This is uncharted territory to be sure; constitutional realists, departmentalists, and popular constitutionalists are nothing if not innovative. But there is, we believe, a reason that this territory has remained uncharted for so long: those who would depart from the premises that have long served to undergird American constitutional law fundamentally misunderstand the unique virtues of American constitutionalism. Our Constitution was specially designed with an eye toward protecting the American people against tyranny in all its possible forms, including majoritarianism. Theories that either obscure the nature of the Constitution or misunderstand its structural guarantee undermine America's most meaningful and significant contribution to political theory. This Article urges a return to a sort of traditionalism that uniquely understands that our Constitution (1) was written down, (2) in a single place, (3) to enshrine a constitutional democracy that would effectively balance our competing interests in celebrating majority interests with the need to protect minority rights.

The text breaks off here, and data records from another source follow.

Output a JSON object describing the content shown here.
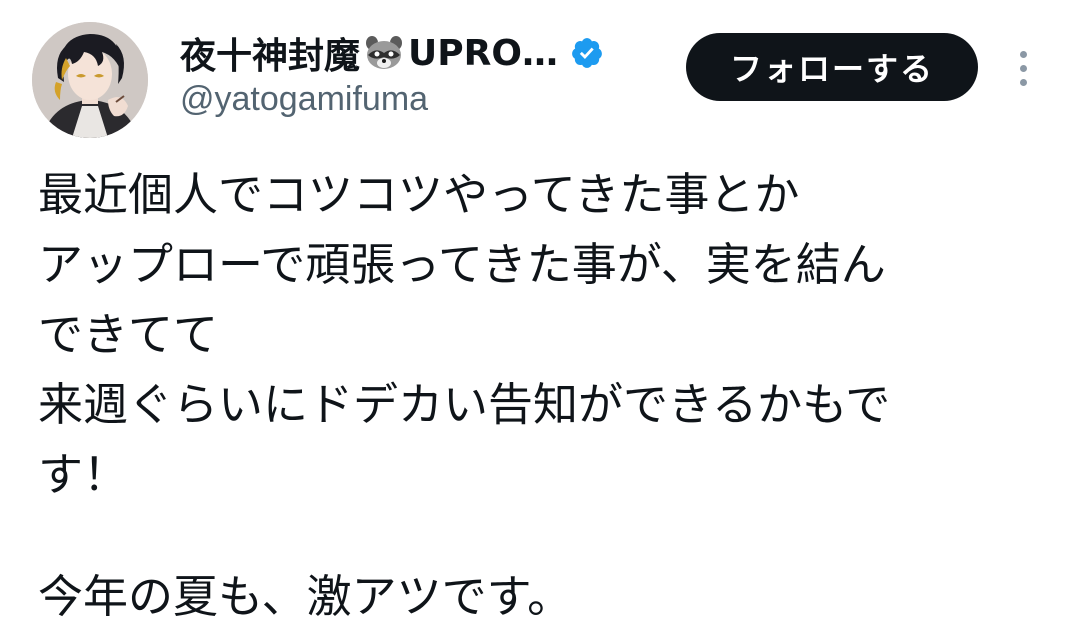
{
  "author": {
    "display_name": "夜十神封魔",
    "display_name_tail": "UPRO…",
    "handle": "@yatogamifuma",
    "verified": true,
    "emoji": "raccoon-icon"
  },
  "actions": {
    "follow_label": "フォローする",
    "more_icon": "more-vertical-icon"
  },
  "tweet": {
    "lines": [
      "最近個人でコツコツやってきた事とか",
      "アップローで頑張ってきた事が、実を結ん",
      "できてて",
      "来週ぐらいにドデカい告知ができるかもで",
      "す！"
    ],
    "closing_line": "今年の夏も、激アツです。"
  },
  "colors": {
    "text": "#0f1419",
    "secondary": "#536471",
    "verified": "#1d9bf0",
    "button_bg": "#0f1419",
    "button_text": "#ffffff"
  }
}
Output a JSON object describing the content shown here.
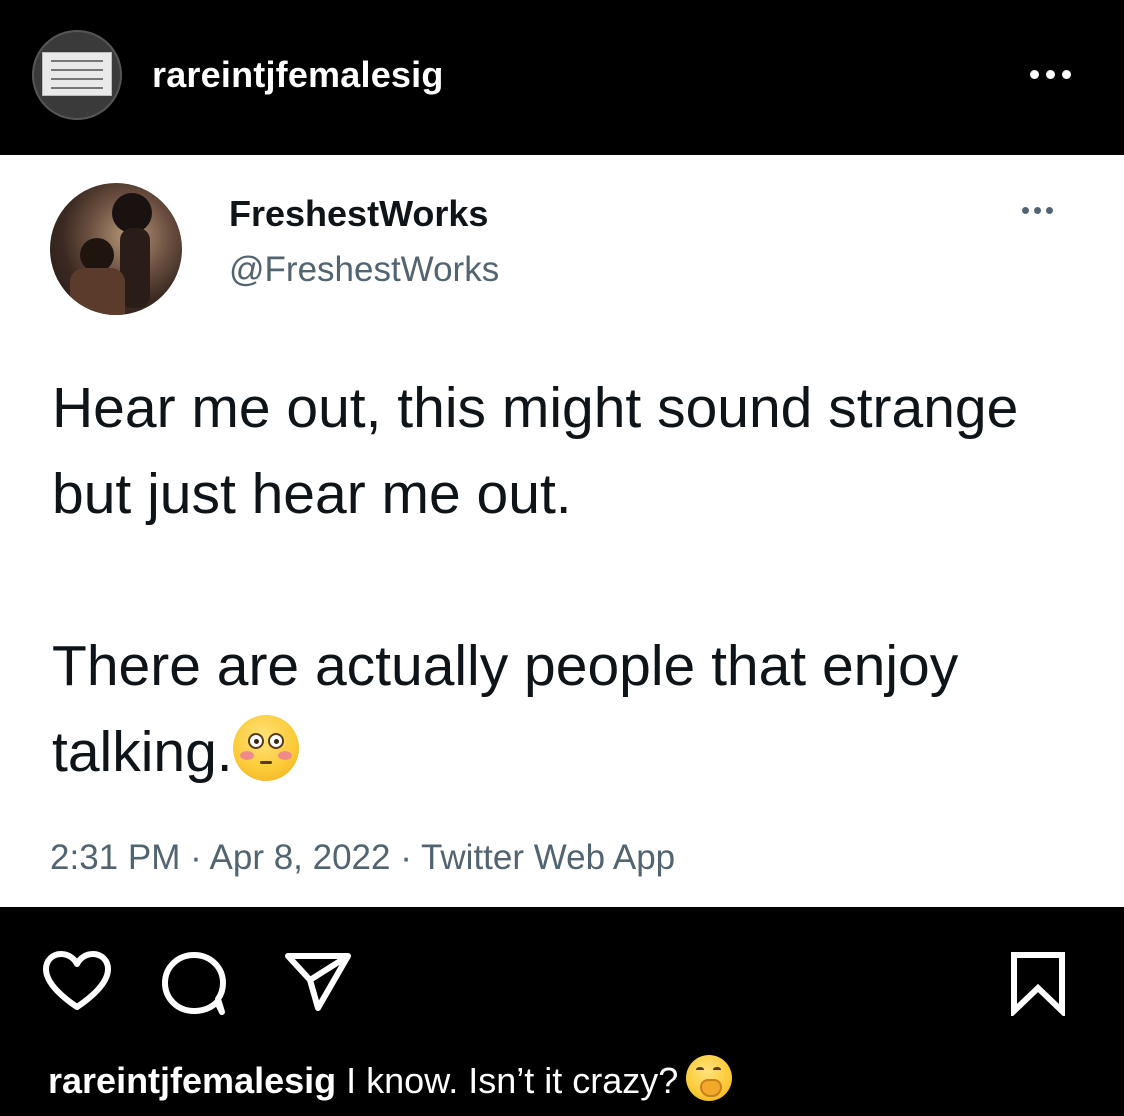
{
  "header": {
    "username": "rareintjfemalesig",
    "avatar_icon": "profile-avatar",
    "more_icon": "more-horizontal-icon"
  },
  "tweet": {
    "display_name": "FreshestWorks",
    "handle": "@FreshestWorks",
    "paragraph_1": "Hear me out, this might sound strange but just hear me out.",
    "paragraph_2": "There are actually people that enjoy talking.",
    "paragraph_2_emoji": "flushed-face",
    "meta": "2:31 PM · Apr 8, 2022 · Twitter Web App",
    "more_icon": "more-horizontal-icon"
  },
  "actions": {
    "like_icon": "heart-icon",
    "comment_icon": "comment-icon",
    "share_icon": "paper-plane-icon",
    "save_icon": "bookmark-icon"
  },
  "caption": {
    "username": "rareintjfemalesig",
    "text": "I know.  Isn’t it crazy?",
    "emoji": "face-with-hand-over-mouth"
  }
}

The traditionalist view of American constitutionalism, however, was a premise rather than a reasoned conclusion. Literature explicating the traditionalist view is sparse because it has always gone without saying that our Constitution was ... well, our Constitution. But if we are to ask the question, "What is the American Constitution?," we will find the answer by examining how our Constitution came to be, and why the government was formed in the way that it was formed. What were the Constitution's causes, and what were its aims?
This ought not be an "originalist" inquiry, in which we seek to discern original intent or original meaning purely by way of excavation and historical research. An originalist inquiry inherently...